In Cosmic Trigger 2, Robert Anton Wilson writes (in the "Barbaric Age Recalled" chapter) about how awful living conditions were as he grew up. (He was born in 1932.)
"When I remember life in Gerritsen Beach in those days, I define it chiefly in negatives," he writes. "Most readers born since 1945 cannot imagine the ignorance and brutality of those days. Many middle-aged women had goiter, a disease causing an ugly lump in the neck, which looked like a cancer. (The cure was found sometime in the 1940s and goiter disappeared from America). People regularly died of tuberculosis, which is now normally cured in its early stages, and children had dozens of diseases now abolished. I myself survives measles, German measles, mumps, flu (still a major killer in those days), rheumatic fever, whooping cough, diphtheria and polio."
The passage has many other details. "The community had no paved roads and nobody had central heating. wall-to-wall carpeting or central bathrooms ... When ecologists like Gary Snyder talk about 'going back to the way things were in the 1920s,' I think they must be a few gallons shy of a full tank. The '20s were even worse for poor people than the '30s ... "
We all went through a tough year in 2020 because of the pandemic. Most people, regardless of their political persuasion, did not particularly enjoy the U.S. election and other events associated with it, although obviously Democrats preferred the ultimate outcome.
With that noted, perhaps it is useful to point out last year was a good year for technological progress. A couple of recent columns I ran across made that point.
Writing for his column at Bloomberg news, Tyler Cowen wrote in "The Silver Lining of 2020" that the mRNA vaccines for COVID-19, developed in record time, were not the only example of technological advances during the year.
"Other advances in the biosciences may prove no less stunning. A very promising vaccine candidate against malaria, perhaps the greatest killer in human history, is in the final stages of testing. Advances in vaccine technology have created the real possibility of a universal flu vaccine, and work is proceeding on that front.

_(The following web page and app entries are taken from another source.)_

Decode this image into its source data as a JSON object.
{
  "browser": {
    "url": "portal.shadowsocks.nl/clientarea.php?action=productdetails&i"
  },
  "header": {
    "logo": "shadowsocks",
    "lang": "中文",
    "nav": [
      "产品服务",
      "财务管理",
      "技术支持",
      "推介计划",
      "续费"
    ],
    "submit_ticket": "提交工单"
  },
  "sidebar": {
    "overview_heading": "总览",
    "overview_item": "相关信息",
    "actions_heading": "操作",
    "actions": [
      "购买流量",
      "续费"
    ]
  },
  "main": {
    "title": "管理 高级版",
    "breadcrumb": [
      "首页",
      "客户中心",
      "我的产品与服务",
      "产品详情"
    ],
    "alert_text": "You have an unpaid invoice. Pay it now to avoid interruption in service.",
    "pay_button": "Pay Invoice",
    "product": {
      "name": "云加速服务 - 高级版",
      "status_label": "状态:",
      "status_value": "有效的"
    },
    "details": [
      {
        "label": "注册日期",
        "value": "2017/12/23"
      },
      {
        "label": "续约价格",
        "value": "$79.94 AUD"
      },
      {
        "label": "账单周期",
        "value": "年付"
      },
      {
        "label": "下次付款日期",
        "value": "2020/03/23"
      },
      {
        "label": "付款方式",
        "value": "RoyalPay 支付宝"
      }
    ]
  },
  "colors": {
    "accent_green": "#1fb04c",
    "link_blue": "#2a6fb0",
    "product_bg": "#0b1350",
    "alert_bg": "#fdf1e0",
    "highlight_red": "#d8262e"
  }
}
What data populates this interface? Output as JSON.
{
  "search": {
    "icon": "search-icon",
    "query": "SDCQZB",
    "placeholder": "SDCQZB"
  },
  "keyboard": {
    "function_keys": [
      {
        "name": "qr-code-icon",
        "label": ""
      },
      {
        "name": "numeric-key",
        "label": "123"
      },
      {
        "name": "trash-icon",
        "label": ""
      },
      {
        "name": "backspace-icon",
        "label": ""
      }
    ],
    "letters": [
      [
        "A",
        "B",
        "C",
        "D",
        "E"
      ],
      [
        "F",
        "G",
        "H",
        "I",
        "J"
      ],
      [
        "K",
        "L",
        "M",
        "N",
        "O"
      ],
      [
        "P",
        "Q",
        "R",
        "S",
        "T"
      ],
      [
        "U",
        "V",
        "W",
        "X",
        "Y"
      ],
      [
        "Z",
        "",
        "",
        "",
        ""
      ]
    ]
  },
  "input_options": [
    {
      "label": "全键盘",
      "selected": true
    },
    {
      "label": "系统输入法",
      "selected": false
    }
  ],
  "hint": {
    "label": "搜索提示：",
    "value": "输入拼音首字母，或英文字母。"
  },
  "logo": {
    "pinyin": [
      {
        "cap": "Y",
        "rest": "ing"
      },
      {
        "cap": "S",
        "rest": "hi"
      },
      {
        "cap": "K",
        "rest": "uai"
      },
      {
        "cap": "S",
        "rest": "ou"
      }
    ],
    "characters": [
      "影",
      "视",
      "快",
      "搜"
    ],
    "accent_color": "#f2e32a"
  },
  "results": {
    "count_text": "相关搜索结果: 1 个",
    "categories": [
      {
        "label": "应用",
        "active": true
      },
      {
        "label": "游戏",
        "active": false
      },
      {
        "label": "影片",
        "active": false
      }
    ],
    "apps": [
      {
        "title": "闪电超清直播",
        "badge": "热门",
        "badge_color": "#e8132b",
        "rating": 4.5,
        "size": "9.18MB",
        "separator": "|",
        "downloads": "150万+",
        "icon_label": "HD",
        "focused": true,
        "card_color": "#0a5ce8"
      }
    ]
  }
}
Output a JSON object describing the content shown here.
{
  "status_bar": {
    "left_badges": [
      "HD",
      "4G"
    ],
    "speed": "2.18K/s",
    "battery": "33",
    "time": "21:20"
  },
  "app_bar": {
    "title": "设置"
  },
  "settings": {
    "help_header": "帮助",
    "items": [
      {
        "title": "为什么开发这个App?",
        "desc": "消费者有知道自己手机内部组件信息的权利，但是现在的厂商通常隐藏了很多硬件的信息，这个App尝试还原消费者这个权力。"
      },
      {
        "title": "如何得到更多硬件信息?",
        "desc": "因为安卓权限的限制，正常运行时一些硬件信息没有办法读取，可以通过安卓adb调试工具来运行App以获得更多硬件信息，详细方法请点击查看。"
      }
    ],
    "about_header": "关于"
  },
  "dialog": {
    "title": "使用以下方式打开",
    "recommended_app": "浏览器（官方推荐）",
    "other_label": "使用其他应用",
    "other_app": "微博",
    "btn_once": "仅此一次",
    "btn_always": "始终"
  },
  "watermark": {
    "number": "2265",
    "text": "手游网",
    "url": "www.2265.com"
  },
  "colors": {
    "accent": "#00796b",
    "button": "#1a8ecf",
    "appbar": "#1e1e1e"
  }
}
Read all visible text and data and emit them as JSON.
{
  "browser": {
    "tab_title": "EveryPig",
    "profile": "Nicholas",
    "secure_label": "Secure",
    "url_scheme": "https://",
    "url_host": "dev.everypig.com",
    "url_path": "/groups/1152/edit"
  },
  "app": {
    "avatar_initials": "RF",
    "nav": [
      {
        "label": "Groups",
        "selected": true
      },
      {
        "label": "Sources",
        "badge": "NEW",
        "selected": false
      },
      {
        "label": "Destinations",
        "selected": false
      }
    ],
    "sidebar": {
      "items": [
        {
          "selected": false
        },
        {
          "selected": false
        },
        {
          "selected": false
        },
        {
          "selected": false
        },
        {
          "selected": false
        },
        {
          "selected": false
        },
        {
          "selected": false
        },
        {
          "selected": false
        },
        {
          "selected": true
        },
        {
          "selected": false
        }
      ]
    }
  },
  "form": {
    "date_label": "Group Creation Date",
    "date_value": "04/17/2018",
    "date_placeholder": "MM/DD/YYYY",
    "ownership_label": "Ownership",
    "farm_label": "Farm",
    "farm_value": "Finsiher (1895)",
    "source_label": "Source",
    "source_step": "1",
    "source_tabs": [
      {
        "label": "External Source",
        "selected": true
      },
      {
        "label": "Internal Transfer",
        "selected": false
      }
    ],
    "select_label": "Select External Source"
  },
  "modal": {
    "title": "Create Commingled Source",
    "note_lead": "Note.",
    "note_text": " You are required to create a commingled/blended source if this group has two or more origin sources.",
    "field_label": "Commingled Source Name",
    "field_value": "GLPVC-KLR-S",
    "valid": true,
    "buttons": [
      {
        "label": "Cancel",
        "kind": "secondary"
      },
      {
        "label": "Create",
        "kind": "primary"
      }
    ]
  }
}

New CRISPR techniques appear on the verge of vanquishing sickle-cell anemia, and other CRISPR methods have allowed scientists to create a new smartphone-based diagnostic test that would detect viruses and offer diagnoses within half an hour," he wrote.
2020 also saw breakthroughs in artificial intelligence, transportation and green energy, apparently providing a path forward to deal with climate change. The column notes "progress in solar power, which in many settings is as cheap as any relevant alternative. China is opening a new and promising fusion reactor. Despite the absence of a coherent U.S. national energy policy, the notion of a mostly green energy future no longer appears utopian.
"In previous eras, advances in energy and transportation typically have brought further technological advances, by enabling humans to conquer and reshape their physical environments in new and unexpected ways. We can hope that general trend will continue."
David Brooks wrote a column making similar points in the New York Times. Yes, I know the country is largely divided between people who hate Brooks or who hate the Times, but "The Coming Technology Boom" is a good column that mentions many new technologies Cowen did not list.